(Data about app and page elements)

━━━━━━━━━━━━━━━━

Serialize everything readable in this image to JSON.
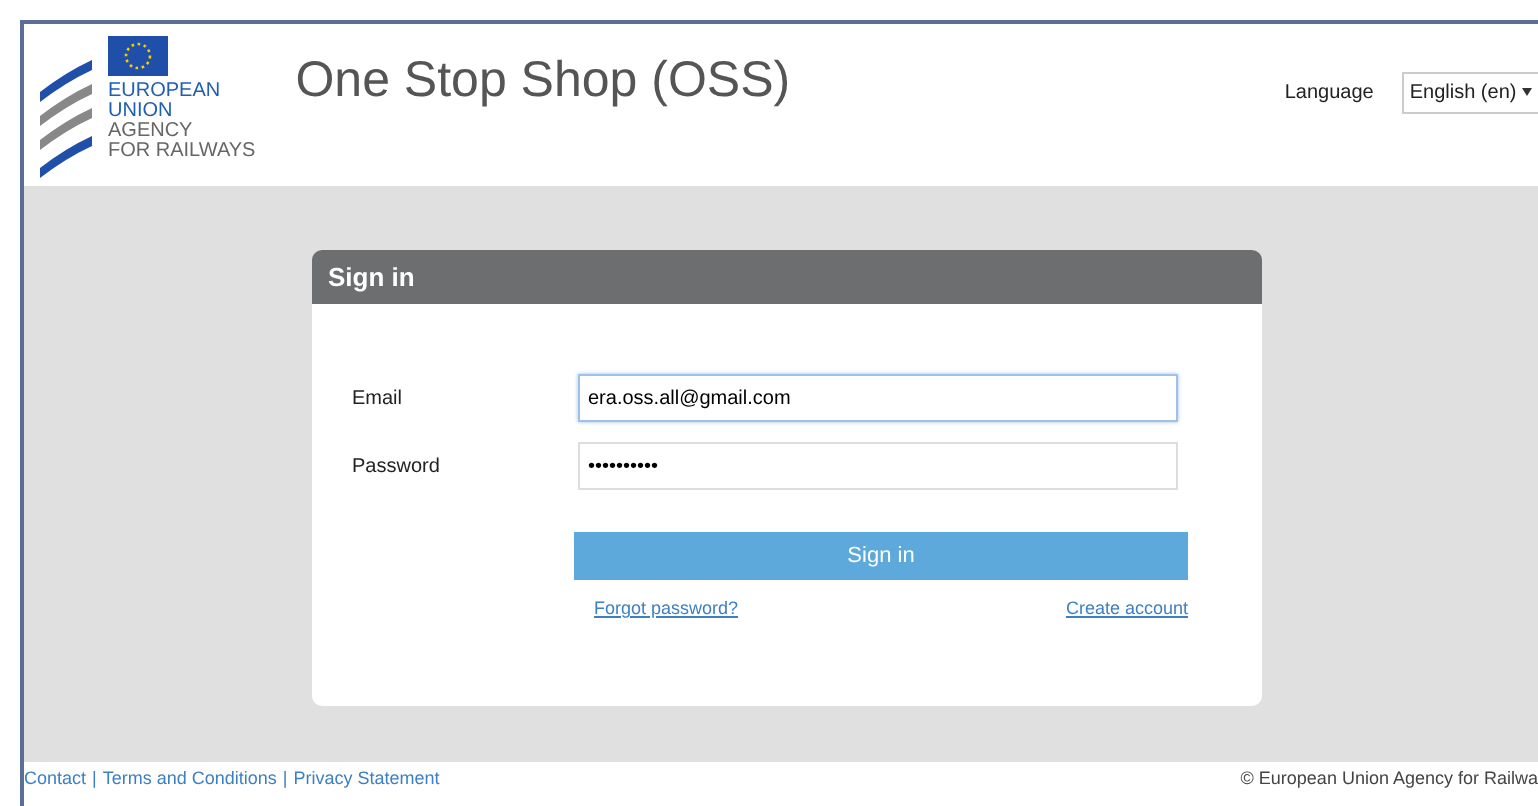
{
  "header": {
    "logo_lines": [
      "EUROPEAN",
      "UNION",
      "AGENCY",
      "FOR RAILWAYS"
    ],
    "title": "One Stop Shop (OSS)",
    "language_label": "Language",
    "language_value": "English (en)"
  },
  "signin": {
    "title": "Sign in",
    "fields": [
      {
        "label": "Email",
        "value": "era.oss.all@gmail.com",
        "focused": true
      },
      {
        "label": "Password",
        "value": "••••••••••",
        "focused": false
      }
    ],
    "button": "Sign in",
    "links": [
      "Forgot password?",
      "Create account"
    ]
  },
  "footer": {
    "links": [
      "Contact",
      "Terms and Conditions",
      "Privacy Statement"
    ],
    "separator": "|",
    "copyright": "© European Union Agency for Railwa"
  }
}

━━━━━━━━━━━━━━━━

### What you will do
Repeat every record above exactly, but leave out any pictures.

### Solution to this exercise
Serialize everything readable in this image to JSON.
{
  "header": {
    "logo_lines": [
      "EUROPEAN",
      "UNION",
      "AGENCY",
      "FOR RAILWAYS"
    ],
    "title": "One Stop Shop (OSS)",
    "language_label": "Language",
    "language_value": "English (en)"
  },
  "signin": {
    "title": "Sign in",
    "fields": [
      {
        "label": "Email",
        "value": "era.oss.all@gmail.com",
        "focused": true
      },
      {
        "label": "Password",
        "value": "••••••••••",
        "focused": false
      }
    ],
    "button": "Sign in",
    "links": [
      "Forgot password?",
      "Create account"
    ]
  },
  "footer": {
    "links": [
      "Contact",
      "Terms and Conditions",
      "Privacy Statement"
    ],
    "separator": "|",
    "copyright": "© European Union Agency for Railwa"
  }
}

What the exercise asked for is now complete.